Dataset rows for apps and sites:
#####

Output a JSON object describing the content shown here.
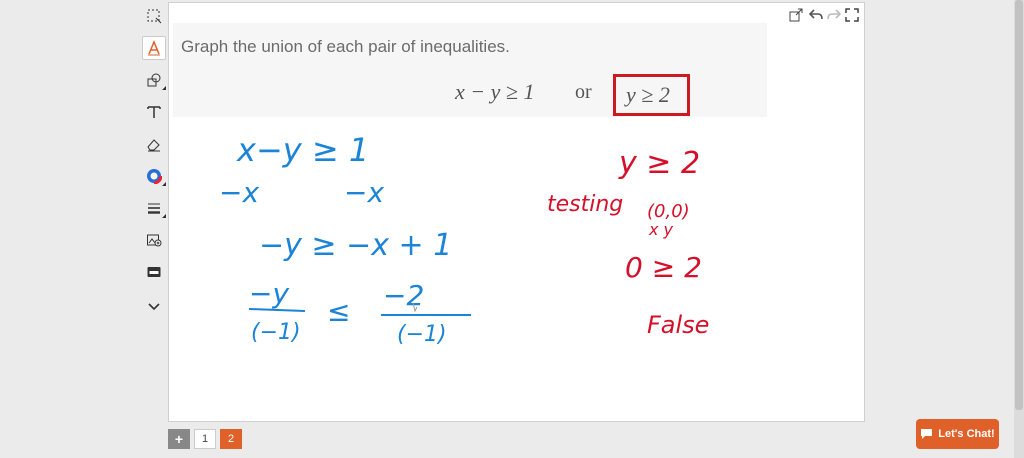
{
  "toolbar": {
    "tools": [
      {
        "name": "select-region-icon"
      },
      {
        "name": "pen-icon",
        "active": true
      },
      {
        "name": "shapes-icon"
      },
      {
        "name": "text-icon"
      },
      {
        "name": "eraser-icon"
      },
      {
        "name": "color-wheel-icon"
      },
      {
        "name": "line-width-icon"
      },
      {
        "name": "insert-image-icon"
      },
      {
        "name": "keyboard-icon"
      },
      {
        "name": "chevron-down-icon"
      }
    ]
  },
  "question": {
    "title": "Graph the union of each pair of inequalities.",
    "left_inequality": "x − y ≥ 1",
    "connector": "or",
    "right_inequality": "y ≥ 2"
  },
  "canvas_icons": [
    "popout-icon",
    "undo-icon",
    "redo-icon",
    "fullscreen-icon"
  ],
  "handwriting": {
    "blue_lines": [
      "x−y ≥ 1",
      "−x",
      "−x",
      "−y ≥ −x + 1",
      "−y",
      "≤",
      "−2",
      "(−1)",
      "(−1)"
    ],
    "red_lines": [
      "y ≥ 2",
      "testing",
      "(0,0)",
      "x y",
      "0 ≥ 2",
      "False"
    ]
  },
  "pager": {
    "add": "+",
    "pages": [
      "1",
      "2"
    ],
    "current": "2"
  },
  "chat": {
    "label": "Let's Chat!"
  },
  "colors": {
    "accent": "#e0602a",
    "ink_blue": "#1b84d6",
    "ink_red": "#d4102a",
    "box_red": "#cc1a22"
  }
}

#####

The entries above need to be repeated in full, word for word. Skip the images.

Output a JSON object describing the content shown here.
{
  "toolbar": {
    "tools": [
      {
        "name": "select-region-icon"
      },
      {
        "name": "pen-icon",
        "active": true
      },
      {
        "name": "shapes-icon"
      },
      {
        "name": "text-icon"
      },
      {
        "name": "eraser-icon"
      },
      {
        "name": "color-wheel-icon"
      },
      {
        "name": "line-width-icon"
      },
      {
        "name": "insert-image-icon"
      },
      {
        "name": "keyboard-icon"
      },
      {
        "name": "chevron-down-icon"
      }
    ]
  },
  "question": {
    "title": "Graph the union of each pair of inequalities.",
    "left_inequality": "x − y ≥ 1",
    "connector": "or",
    "right_inequality": "y ≥ 2"
  },
  "canvas_icons": [
    "popout-icon",
    "undo-icon",
    "redo-icon",
    "fullscreen-icon"
  ],
  "handwriting": {
    "blue_lines": [
      "x−y ≥ 1",
      "−x",
      "−x",
      "−y ≥ −x + 1",
      "−y",
      "≤",
      "−2",
      "(−1)",
      "(−1)"
    ],
    "red_lines": [
      "y ≥ 2",
      "testing",
      "(0,0)",
      "x y",
      "0 ≥ 2",
      "False"
    ]
  },
  "pager": {
    "add": "+",
    "pages": [
      "1",
      "2"
    ],
    "current": "2"
  },
  "chat": {
    "label": "Let's Chat!"
  },
  "colors": {
    "accent": "#e0602a",
    "ink_blue": "#1b84d6",
    "ink_red": "#d4102a",
    "box_red": "#cc1a22"
  }
}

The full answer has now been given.